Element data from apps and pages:

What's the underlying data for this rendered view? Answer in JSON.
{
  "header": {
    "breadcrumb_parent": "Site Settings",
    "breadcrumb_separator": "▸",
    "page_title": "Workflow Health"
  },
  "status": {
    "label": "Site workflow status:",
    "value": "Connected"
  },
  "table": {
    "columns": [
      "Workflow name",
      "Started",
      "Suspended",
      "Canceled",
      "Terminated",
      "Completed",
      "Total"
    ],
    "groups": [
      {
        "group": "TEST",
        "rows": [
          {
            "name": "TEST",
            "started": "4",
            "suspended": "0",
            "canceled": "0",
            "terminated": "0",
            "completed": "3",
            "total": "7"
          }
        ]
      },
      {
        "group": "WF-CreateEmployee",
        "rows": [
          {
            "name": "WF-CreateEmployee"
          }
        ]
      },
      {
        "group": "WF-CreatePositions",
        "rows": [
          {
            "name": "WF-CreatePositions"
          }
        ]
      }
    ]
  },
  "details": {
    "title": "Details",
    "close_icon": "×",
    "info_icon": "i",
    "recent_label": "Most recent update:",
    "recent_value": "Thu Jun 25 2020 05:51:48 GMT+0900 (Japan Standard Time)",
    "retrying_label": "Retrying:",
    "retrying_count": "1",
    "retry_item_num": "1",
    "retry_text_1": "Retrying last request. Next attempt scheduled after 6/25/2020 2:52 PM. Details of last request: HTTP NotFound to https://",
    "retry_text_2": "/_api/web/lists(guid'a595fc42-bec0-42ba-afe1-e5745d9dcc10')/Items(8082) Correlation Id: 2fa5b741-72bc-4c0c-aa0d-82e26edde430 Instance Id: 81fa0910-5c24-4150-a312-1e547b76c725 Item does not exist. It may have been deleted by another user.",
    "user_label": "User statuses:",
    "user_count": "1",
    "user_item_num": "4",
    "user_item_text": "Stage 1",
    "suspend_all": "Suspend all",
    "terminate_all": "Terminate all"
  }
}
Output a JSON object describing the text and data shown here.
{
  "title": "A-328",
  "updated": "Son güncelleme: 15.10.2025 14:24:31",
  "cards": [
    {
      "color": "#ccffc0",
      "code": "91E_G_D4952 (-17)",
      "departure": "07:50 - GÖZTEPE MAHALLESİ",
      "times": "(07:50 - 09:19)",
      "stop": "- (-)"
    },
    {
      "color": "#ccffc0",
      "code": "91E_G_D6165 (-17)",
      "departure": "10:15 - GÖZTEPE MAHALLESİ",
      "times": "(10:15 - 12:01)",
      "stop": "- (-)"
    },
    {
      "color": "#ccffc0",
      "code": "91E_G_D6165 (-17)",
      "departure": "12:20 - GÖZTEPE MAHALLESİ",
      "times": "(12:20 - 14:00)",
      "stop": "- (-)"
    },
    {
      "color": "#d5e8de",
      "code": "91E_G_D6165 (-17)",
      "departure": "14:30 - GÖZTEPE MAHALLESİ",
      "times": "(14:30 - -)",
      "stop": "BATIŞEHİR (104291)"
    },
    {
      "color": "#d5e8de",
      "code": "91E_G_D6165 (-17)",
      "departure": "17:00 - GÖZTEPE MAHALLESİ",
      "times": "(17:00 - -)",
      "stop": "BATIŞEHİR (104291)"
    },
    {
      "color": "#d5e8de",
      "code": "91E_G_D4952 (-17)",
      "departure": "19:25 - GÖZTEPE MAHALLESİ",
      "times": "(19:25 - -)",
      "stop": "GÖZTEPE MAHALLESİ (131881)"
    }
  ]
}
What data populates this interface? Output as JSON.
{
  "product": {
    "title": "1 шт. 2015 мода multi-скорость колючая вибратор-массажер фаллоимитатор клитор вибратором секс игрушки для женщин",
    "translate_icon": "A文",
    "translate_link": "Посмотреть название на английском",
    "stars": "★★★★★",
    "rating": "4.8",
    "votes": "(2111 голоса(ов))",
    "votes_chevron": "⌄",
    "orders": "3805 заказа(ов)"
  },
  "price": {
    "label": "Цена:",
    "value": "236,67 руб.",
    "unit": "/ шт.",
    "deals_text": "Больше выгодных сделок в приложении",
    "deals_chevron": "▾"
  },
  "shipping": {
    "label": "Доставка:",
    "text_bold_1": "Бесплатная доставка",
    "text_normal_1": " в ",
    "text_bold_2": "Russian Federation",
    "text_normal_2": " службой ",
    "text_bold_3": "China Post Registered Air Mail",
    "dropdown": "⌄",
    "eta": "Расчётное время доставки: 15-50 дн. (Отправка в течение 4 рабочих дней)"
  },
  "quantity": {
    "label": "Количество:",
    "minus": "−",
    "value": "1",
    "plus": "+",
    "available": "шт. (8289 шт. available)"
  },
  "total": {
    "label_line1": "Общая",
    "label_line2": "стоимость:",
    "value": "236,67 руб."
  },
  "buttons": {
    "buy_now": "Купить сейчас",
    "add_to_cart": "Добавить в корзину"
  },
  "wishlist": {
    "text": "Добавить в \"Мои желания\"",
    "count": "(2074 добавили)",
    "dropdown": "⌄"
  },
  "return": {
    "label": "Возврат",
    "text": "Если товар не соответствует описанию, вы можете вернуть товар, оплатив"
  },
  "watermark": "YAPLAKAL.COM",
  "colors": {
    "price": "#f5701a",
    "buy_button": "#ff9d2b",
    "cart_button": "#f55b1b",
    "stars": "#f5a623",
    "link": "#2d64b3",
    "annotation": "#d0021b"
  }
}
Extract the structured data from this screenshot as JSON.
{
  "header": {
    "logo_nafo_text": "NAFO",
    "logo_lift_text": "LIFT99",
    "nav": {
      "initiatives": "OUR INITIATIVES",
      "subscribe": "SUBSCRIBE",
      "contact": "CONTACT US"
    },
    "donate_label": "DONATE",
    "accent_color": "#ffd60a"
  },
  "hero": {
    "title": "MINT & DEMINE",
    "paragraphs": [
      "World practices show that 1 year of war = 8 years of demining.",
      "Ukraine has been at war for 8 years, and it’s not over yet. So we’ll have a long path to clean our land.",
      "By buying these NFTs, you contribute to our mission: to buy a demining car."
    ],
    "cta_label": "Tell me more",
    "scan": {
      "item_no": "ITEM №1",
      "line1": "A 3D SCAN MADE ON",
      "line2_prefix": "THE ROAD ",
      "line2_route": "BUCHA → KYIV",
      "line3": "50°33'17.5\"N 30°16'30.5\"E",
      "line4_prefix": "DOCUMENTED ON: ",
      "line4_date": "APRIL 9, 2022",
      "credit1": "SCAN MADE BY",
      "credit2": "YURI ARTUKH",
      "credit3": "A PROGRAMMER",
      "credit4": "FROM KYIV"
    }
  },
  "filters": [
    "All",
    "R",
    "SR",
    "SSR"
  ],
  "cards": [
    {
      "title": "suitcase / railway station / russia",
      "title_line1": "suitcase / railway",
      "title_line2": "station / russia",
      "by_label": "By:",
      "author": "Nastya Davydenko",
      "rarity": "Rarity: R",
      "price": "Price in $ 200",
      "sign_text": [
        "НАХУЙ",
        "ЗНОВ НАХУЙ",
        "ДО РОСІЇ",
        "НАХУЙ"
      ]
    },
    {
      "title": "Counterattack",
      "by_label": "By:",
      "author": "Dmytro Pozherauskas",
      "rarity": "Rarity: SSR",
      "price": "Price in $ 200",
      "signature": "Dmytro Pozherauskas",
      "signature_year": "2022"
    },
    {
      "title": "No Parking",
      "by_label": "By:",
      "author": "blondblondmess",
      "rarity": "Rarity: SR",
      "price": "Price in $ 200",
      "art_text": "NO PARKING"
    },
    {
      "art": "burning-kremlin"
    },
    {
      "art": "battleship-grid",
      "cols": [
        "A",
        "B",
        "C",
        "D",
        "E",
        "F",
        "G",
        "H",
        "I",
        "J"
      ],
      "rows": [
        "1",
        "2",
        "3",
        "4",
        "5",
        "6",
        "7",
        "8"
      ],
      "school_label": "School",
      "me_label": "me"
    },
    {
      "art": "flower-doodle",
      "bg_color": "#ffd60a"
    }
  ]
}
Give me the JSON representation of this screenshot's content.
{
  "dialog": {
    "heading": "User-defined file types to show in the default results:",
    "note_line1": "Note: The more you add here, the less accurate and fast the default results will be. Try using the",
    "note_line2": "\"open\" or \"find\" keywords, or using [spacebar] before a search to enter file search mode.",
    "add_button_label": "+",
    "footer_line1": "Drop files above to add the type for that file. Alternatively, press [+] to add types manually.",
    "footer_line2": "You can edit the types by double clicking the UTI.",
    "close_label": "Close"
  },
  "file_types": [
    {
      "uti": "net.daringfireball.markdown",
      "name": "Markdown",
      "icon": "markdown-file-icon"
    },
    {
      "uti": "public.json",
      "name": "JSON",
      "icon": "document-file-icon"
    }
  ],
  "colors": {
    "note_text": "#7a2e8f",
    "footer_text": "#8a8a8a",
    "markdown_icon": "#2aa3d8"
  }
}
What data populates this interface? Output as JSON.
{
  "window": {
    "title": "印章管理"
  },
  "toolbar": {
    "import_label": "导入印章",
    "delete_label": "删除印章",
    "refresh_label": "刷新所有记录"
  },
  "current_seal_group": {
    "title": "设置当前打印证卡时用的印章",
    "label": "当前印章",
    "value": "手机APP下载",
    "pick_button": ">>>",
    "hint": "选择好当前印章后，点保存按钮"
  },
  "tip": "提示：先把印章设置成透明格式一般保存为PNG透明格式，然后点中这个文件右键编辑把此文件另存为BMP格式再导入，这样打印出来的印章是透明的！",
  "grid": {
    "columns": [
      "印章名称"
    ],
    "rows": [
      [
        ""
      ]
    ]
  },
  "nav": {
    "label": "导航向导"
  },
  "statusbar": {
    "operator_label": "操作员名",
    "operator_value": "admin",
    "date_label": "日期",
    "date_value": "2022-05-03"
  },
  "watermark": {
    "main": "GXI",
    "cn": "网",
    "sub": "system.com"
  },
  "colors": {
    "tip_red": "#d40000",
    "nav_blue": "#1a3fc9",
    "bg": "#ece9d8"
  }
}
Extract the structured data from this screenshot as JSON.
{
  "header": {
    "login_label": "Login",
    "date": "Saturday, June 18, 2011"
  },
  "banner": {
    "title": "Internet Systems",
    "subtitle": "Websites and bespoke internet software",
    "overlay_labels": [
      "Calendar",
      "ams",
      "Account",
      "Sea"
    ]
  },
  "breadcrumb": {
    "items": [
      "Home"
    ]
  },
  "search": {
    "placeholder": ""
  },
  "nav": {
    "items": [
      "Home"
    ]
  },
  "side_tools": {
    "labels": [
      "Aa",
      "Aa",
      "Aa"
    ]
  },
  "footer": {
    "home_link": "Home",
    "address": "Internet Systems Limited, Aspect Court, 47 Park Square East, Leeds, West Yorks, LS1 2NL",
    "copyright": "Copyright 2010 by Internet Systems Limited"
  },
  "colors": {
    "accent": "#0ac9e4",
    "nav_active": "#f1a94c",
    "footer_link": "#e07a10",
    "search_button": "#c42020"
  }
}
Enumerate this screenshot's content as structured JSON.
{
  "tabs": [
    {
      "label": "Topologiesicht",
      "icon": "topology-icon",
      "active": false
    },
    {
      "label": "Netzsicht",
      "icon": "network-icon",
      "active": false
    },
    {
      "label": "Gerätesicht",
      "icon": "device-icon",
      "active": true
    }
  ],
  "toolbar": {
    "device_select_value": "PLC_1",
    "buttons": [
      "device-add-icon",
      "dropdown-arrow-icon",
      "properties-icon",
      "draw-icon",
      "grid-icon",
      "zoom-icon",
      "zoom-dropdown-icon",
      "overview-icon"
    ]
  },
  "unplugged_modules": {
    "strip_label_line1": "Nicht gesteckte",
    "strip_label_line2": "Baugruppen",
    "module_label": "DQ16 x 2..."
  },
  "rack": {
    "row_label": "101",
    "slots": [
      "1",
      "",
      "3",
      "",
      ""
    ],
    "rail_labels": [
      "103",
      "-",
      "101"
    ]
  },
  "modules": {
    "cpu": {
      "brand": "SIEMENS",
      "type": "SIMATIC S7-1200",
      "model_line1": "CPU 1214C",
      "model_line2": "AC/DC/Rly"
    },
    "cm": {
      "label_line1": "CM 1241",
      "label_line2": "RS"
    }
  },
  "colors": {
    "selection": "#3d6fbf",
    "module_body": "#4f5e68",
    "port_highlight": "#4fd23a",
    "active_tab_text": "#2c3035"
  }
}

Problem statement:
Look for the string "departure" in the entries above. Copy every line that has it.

Exercise response:
      "departure": "07:50 - GÖZTEPE MAHALLESİ",
      "departure": "10:15 - GÖZTEPE MAHALLESİ",
      "departure": "12:20 - GÖZTEPE MAHALLESİ",
      "departure": "14:30 - GÖZTEPE MAHALLESİ",
      "departure": "17:00 - GÖZTEPE MAHALLESİ",
      "departure": "19:25 - GÖZTEPE MAHALLESİ",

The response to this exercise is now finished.